**TASK TO COMPLETE:**
Write out, character for character, the line containing "Read all visible content and emit it as JSON." and all lines after it up to the end of the listing.

**DATA PROVIDED:**
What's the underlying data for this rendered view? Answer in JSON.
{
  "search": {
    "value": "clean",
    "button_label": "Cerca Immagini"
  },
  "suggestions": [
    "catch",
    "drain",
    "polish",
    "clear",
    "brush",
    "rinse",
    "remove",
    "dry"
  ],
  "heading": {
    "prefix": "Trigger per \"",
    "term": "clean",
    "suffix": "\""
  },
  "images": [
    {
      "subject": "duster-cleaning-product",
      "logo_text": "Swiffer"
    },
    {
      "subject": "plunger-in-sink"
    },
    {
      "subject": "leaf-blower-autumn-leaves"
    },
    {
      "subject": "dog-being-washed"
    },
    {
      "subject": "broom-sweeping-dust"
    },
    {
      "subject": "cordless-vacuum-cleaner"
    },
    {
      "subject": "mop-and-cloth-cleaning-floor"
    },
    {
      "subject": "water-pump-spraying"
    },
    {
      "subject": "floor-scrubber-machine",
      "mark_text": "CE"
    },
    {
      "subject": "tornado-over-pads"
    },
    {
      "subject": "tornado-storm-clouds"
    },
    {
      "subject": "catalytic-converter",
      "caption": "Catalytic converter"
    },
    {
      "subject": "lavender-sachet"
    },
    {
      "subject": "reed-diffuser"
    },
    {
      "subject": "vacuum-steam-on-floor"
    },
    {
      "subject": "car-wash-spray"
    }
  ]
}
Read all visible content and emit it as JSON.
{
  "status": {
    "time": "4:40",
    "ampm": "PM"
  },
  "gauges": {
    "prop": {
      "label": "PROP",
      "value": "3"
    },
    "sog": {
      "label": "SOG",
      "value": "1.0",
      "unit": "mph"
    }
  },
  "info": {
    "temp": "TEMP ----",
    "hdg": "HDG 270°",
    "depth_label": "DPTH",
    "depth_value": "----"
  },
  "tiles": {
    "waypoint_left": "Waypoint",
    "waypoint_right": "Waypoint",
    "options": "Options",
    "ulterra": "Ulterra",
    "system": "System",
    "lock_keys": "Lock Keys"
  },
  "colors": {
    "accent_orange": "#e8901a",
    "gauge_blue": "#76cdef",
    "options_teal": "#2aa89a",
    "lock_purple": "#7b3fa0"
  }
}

**YOUR RESPONSE:**
Read all visible content and emit it as JSON.
{
  "status": {
    "time": "4:40",
    "ampm": "PM"
  },
  "gauges": {
    "prop": {
      "label": "PROP",
      "value": "3"
    },
    "sog": {
      "label": "SOG",
      "value": "1.0",
      "unit": "mph"
    }
  },
  "info": {
    "temp": "TEMP ----",
    "hdg": "HDG 270°",
    "depth_label": "DPTH",
    "depth_value": "----"
  },
  "tiles": {
    "waypoint_left": "Waypoint",
    "waypoint_right": "Waypoint",
    "options": "Options",
    "ulterra": "Ulterra",
    "system": "System",
    "lock_keys": "Lock Keys"
  },
  "colors": {
    "accent_orange": "#e8901a",
    "gauge_blue": "#76cdef",
    "options_teal": "#2aa89a",
    "lock_purple": "#7b3fa0"
  }
}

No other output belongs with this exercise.